PENSACOLA CRAWFISH FESTIVAL
WHEN: Friday, May 4 – Sunday, May 6.
WHERE: Bartram Park, 211 W. Main St.
COST: Free 12p.m. to 3p.m. on Friday; $5 per day; $10 weekend pass; Free for active duty military (with ID) on Friday; Free for children 12 and under
Friday, May 4
3 to 5:30 p.m.
6 to 8 p.m.
8:30 to 10:30 p.m.
Saturday, May 5
10 to 12 p.m.
12:15 to 2 p.m.
Wes Bayliss and Ricochet Creek
2:15 to 4:15 p.m.
4:30 to 6:15 p.m.
6:30 to 8:30 p.m.
Hadley Castille and the Sharecroppers Band
9 to 10:30 p.m.
Honey Island Swamp Band
Sunday, May 6
11 to 12:15 p.m.
Ryan Balthrop and Brooks Hubbert
12:30 to 2 p.m.
Hadley Castille and the Sharecroppers Band
3 to 5 p.m.
If the Crawfish festival has come and gone and you still can’t get enough, then head to the following places to get your fix:

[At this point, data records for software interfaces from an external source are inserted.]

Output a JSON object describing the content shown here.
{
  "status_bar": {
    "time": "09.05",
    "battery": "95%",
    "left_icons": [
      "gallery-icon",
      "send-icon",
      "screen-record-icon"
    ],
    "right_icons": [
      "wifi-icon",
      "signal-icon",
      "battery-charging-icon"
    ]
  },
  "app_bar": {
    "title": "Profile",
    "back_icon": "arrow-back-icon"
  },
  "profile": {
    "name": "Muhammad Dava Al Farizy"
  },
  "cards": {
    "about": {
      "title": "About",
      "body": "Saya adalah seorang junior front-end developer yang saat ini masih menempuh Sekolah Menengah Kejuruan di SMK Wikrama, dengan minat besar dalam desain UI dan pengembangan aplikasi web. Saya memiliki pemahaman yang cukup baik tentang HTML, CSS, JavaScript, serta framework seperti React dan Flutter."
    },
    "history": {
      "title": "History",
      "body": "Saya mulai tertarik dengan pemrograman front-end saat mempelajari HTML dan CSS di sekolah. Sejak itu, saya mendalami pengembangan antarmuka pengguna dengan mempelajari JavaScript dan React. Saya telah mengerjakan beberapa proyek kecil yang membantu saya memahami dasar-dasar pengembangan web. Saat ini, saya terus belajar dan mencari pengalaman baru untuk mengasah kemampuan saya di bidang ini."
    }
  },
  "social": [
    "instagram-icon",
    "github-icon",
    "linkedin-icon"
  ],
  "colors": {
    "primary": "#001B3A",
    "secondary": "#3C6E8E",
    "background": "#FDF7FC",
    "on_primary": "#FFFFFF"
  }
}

65 Via De Luna Drive, Pensacola Beach
Stop by on Sunday to enjoy $10 flats of Crawfish.
400 Quietwater Beach Road, Pensacola Beach
Head here on Sundays when they do their traditional crawfish boils with corn and potatoes and take the heat off with a Fat Tuesday frozen daiquiri. Just don’t have too much fun, or you might find yourself asking, “Since when did New Orleans get a beach?”
11125 Lillian Hwy
Authentic Cajun cuisine (red beans and rice, jambalaya, po-boys) and one of the best places to get crawfish when they’re in season.
Cajun Specialty Meats
600 East Heinberg St.
Cajun Specialty Meats has crawfish anyway you want it: crawfish pies, crawfish stuffed baked potatoes, crawfish etouffee, and crawfish and corn soup to-go. Or dine-in to get one of their Crawfish Po-Boys (sautéed or fried) along with a cup of their seafood gumbo.
Louisiana Crawfish and Seafood, Inc.
937 Creighton Road
Hailing from Louisiana, their crawfish can be purchased boiled and seasoned by the pound, or live by the sack.
524 S. B St.
Get them live by the 30-40 pound sack or cooked and seasoned in store.
Crawfish Boil Recipe:
To do a Crawfish Boil right it’s recommended you do it outside and on top of a propane gas burner. You will also need a big stockpot (think 80 quarts). It’s times like these having a Chef as a friend, or a neighbor that’s obsessed with frying turkeys at thanksgiving, comes in handy.
Before you get started, make sure to soak the live crawfish in fresh water for about 10 minutes to purge them of all their mud.
1 30 pound sack of live crawfish
1 12 ounce bottle of hot sauce
1 26 ounce box of table salt
3 ounces shrimp and crab boil concentrate
10 new potatoes, cut in half
8 ears of corn, cut in half
4 pounds of Andouille sausage, cut into manageable size
4 small onions, cut in half
Clean your crawfish (if you bought unpurged, most are) by soaking them in plenty of fresh water for ten minutes.
Fill your stockpot halfway up with water and bring to a boil on your burner. Then add hot sauce, salt and shrimp & crab boil concentrate.
Add potatoes, onions, corn and sausage and cook for 10 minutes.
In the meantime, cover picnic area with newspaper and get some trashcan liners in cardboard boxes to make for easy disposal of crawfish shells.
Take out corn, sausage and potatoes (if done) and add half the batch of crawfish to the pot. After it comes back to a boil, wait five minutes, then cut off heat, cover and let simmer for 20 minutes.
Skim crawfish and fixins’ out of the pot. Serve on the picnic table. Do not dump out water. Bring water back up to boil and repeat step five with the second batch of crawfish.